[Source records]
# # # # #
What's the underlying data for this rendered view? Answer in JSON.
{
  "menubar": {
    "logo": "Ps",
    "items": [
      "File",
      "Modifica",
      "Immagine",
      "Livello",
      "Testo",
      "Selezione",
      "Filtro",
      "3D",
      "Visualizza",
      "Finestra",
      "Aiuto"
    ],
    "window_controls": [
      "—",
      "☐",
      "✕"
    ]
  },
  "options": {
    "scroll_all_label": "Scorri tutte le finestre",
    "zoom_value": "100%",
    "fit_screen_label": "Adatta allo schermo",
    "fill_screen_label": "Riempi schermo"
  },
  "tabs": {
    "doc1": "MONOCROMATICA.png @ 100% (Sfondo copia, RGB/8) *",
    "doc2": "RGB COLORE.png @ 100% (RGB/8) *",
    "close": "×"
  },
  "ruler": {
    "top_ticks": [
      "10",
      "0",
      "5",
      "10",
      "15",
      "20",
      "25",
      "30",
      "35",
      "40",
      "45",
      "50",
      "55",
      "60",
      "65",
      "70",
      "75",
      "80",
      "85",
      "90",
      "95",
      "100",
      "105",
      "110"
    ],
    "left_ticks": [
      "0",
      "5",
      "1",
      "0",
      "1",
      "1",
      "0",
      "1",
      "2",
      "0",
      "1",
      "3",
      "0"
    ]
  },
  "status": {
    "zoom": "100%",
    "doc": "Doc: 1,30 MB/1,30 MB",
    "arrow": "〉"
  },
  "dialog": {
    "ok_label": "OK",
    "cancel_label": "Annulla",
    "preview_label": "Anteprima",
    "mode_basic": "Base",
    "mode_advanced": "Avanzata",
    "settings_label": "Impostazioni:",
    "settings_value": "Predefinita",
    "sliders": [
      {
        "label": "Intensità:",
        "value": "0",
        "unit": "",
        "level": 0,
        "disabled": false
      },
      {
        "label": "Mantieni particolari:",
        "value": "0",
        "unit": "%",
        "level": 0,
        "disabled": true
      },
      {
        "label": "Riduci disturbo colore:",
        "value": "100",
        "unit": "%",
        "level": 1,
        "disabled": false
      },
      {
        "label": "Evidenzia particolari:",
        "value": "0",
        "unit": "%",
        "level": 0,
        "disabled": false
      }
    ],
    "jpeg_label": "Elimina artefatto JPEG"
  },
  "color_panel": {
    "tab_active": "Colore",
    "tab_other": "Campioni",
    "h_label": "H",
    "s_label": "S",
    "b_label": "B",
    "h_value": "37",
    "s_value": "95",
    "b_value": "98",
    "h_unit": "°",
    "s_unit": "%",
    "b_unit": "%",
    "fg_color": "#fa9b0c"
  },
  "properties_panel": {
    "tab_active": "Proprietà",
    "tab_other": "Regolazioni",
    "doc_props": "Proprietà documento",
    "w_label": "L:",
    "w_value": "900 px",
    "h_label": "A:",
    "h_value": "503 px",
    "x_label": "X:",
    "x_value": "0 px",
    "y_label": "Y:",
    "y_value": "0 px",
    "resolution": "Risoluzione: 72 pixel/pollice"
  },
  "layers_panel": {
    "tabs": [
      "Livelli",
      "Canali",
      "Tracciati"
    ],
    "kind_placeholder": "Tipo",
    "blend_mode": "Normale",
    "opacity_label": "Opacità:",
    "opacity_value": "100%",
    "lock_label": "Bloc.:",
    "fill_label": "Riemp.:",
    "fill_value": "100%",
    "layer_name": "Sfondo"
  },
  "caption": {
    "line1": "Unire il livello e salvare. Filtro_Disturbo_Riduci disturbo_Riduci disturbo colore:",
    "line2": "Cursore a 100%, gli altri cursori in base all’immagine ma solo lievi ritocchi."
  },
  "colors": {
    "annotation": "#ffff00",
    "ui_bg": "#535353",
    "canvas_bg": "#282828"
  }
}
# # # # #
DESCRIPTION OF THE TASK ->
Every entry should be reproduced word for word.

SOLUTION FOR THIS TASK ->
What's the underlying data for this rendered view? Answer in JSON.
{
  "menubar": {
    "logo": "Ps",
    "items": [
      "File",
      "Modifica",
      "Immagine",
      "Livello",
      "Testo",
      "Selezione",
      "Filtro",
      "3D",
      "Visualizza",
      "Finestra",
      "Aiuto"
    ],
    "window_controls": [
      "—",
      "☐",
      "✕"
    ]
  },
  "options": {
    "scroll_all_label": "Scorri tutte le finestre",
    "zoom_value": "100%",
    "fit_screen_label": "Adatta allo schermo",
    "fill_screen_label": "Riempi schermo"
  },
  "tabs": {
    "doc1": "MONOCROMATICA.png @ 100% (Sfondo copia, RGB/8) *",
    "doc2": "RGB COLORE.png @ 100% (RGB/8) *",
    "close": "×"
  },
  "ruler": {
    "top_ticks": [
      "10",
      "0",
      "5",
      "10",
      "15",
      "20",
      "25",
      "30",
      "35",
      "40",
      "45",
      "50",
      "55",
      "60",
      "65",
      "70",
      "75",
      "80",
      "85",
      "90",
      "95",
      "100",
      "105",
      "110"
    ],
    "left_ticks": [
      "0",
      "5",
      "1",
      "0",
      "1",
      "1",
      "0",
      "1",
      "2",
      "0",
      "1",
      "3",
      "0"
    ]
  },
  "status": {
    "zoom": "100%",
    "doc": "Doc: 1,30 MB/1,30 MB",
    "arrow": "〉"
  },
  "dialog": {
    "ok_label": "OK",
    "cancel_label": "Annulla",
    "preview_label": "Anteprima",
    "mode_basic": "Base",
    "mode_advanced": "Avanzata",
    "settings_label": "Impostazioni:",
    "settings_value": "Predefinita",
    "sliders": [
      {
        "label": "Intensità:",
        "value": "0",
        "unit": "",
        "level": 0,
        "disabled": false
      },
      {
        "label": "Mantieni particolari:",
        "value": "0",
        "unit": "%",
        "level": 0,
        "disabled": true
      },
      {
        "label": "Riduci disturbo colore:",
        "value": "100",
        "unit": "%",
        "level": 1,
        "disabled": false
      },
      {
        "label": "Evidenzia particolari:",
        "value": "0",
        "unit": "%",
        "level": 0,
        "disabled": false
      }
    ],
    "jpeg_label": "Elimina artefatto JPEG"
  },
  "color_panel": {
    "tab_active": "Colore",
    "tab_other": "Campioni",
    "h_label": "H",
    "s_label": "S",
    "b_label": "B",
    "h_value": "37",
    "s_value": "95",
    "b_value": "98",
    "h_unit": "°",
    "s_unit": "%",
    "b_unit": "%",
    "fg_color": "#fa9b0c"
  },
  "properties_panel": {
    "tab_active": "Proprietà",
    "tab_other": "Regolazioni",
    "doc_props": "Proprietà documento",
    "w_label": "L:",
    "w_value": "900 px",
    "h_label": "A:",
    "h_value": "503 px",
    "x_label": "X:",
    "x_value": "0 px",
    "y_label": "Y:",
    "y_value": "0 px",
    "resolution": "Risoluzione: 72 pixel/pollice"
  },
  "layers_panel": {
    "tabs": [
      "Livelli",
      "Canali",
      "Tracciati"
    ],
    "kind_placeholder": "Tipo",
    "blend_mode": "Normale",
    "opacity_label": "Opacità:",
    "opacity_value": "100%",
    "lock_label": "Bloc.:",
    "fill_label": "Riemp.:",
    "fill_value": "100%",
    "layer_name": "Sfondo"
  },
  "caption": {
    "line1": "Unire il livello e salvare. Filtro_Disturbo_Riduci disturbo_Riduci disturbo colore:",
    "line2": "Cursore a 100%, gli altri cursori in base all’immagine ma solo lievi ritocchi."
  },
  "colors": {
    "annotation": "#ffff00",
    "ui_bg": "#535353",
    "canvas_bg": "#282828"
  }
}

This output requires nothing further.